If you’re on Twitter and in the mood for a giggle, you can read the entire thread here. It’s hilarious.
What the world was musing over this past week
UK pledges to restore pounds and ounces
Wait, what? Are imperial measures making a comeback? Might well be, if the UK government brings back pounds and ounces as a Brexit benefit.
The Arc de Triomphe is wrapped in fabric – a vision six decades in the making
The latest in a series of environmental artworks (intended to interrupt the experience of the everyday), the monument’s new ‘jacket’ – a poetic interpretation of the blue, white and red of the French flag – will only be in place for 16 days.
Wine leads the way out of tourism slump for Portugal, Greece and Italy
Wine tourism is going from strength to strength with strong recoveries in Portugal, Greece and Italy.
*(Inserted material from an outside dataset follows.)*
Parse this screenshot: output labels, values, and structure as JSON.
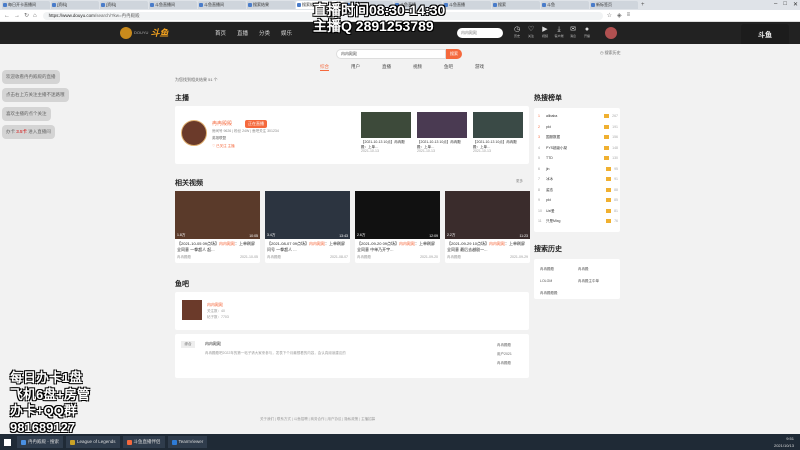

And with some of the world’s best wine routes on our doorstep, we say bring it on!
Trend alert: Travellers looking for more active holidays and adventures
Brian Young of G Adventures says this trend developed as people got out – and active – as an antidote to lockdown … and now they’re looking for active and achievement-oriented experiences.
Winnie-the-Pooh’s cottage available to rent
With ‘hunny’ in the cupboard and walks in the Hundred Acre Wood, could this be the best cottage stay ever?
Can’t beat this loo with a view…
A new NASA video shows exactly where SpaceX’s 4 civilian passengers will live for 3 days. And while it’ll be cramped, the view will be out of this world.
First edition of ‘Frankenstein’ sells for record-breaking $1.17 million
One for the literature lovers. Mary Shelley’s first edition of Frankenstein, which is one of the blueprints for gothic horror, was sold at auction for $1.17 million – setting a record for a printed work by a woman.